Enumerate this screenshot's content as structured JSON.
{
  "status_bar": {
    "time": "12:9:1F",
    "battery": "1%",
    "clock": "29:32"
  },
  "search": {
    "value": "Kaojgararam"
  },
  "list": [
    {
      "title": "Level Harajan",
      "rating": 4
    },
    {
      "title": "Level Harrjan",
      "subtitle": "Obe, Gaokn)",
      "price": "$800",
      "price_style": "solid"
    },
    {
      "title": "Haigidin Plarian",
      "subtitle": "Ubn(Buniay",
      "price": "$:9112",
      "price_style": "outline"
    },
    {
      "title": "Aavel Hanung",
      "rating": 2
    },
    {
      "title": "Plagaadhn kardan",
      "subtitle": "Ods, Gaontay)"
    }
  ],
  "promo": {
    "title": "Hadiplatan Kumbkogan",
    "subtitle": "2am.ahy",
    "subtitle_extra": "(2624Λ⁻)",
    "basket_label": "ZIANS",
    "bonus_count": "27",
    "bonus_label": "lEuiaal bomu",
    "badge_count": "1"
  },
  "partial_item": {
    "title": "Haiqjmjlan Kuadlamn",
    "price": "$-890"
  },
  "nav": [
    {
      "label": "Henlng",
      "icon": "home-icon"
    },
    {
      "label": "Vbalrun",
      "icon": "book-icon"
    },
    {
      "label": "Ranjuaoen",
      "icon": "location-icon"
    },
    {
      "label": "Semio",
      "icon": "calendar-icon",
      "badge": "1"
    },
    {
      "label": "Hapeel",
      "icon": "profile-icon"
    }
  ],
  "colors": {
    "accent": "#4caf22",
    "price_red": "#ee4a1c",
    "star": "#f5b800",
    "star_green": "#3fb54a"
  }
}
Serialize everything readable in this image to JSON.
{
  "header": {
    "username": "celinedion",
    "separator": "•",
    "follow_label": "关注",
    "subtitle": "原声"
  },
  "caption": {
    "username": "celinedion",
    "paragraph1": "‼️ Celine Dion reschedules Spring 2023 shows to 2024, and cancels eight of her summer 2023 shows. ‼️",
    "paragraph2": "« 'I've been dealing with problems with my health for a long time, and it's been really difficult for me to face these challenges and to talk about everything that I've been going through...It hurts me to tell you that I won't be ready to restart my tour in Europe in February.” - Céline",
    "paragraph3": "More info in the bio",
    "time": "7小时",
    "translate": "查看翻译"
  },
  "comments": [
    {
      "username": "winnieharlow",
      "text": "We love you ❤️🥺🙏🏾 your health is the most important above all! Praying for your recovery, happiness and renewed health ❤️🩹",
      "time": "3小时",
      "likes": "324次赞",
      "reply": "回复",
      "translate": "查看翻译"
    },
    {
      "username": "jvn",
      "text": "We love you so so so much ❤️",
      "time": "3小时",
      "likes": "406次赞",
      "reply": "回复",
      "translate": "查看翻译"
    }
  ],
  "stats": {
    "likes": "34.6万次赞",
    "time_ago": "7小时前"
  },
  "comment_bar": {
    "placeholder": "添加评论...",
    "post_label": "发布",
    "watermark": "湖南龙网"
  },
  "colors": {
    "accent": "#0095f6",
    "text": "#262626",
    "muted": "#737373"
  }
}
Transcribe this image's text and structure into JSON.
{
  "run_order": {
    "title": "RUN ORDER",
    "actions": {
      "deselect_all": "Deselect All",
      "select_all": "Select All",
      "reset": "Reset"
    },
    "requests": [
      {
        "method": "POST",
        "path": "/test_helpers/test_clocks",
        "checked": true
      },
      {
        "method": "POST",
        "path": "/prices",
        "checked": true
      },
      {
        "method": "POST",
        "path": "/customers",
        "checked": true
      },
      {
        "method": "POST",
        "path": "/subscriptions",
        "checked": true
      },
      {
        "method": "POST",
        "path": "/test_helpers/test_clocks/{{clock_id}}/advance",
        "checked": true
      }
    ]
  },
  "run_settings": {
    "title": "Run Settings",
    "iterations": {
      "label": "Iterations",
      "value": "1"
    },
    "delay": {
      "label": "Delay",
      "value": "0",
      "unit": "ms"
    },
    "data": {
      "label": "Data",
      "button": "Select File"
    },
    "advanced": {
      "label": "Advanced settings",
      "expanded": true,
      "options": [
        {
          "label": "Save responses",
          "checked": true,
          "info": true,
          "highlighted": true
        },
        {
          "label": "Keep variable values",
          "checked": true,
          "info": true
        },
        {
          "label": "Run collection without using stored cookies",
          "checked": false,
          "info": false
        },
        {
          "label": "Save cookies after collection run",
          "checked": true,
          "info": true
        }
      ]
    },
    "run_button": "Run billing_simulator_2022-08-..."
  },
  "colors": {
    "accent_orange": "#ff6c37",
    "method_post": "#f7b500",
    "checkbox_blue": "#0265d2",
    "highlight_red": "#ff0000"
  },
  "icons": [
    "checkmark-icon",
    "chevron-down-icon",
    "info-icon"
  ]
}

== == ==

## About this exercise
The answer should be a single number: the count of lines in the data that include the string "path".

## Written answer
5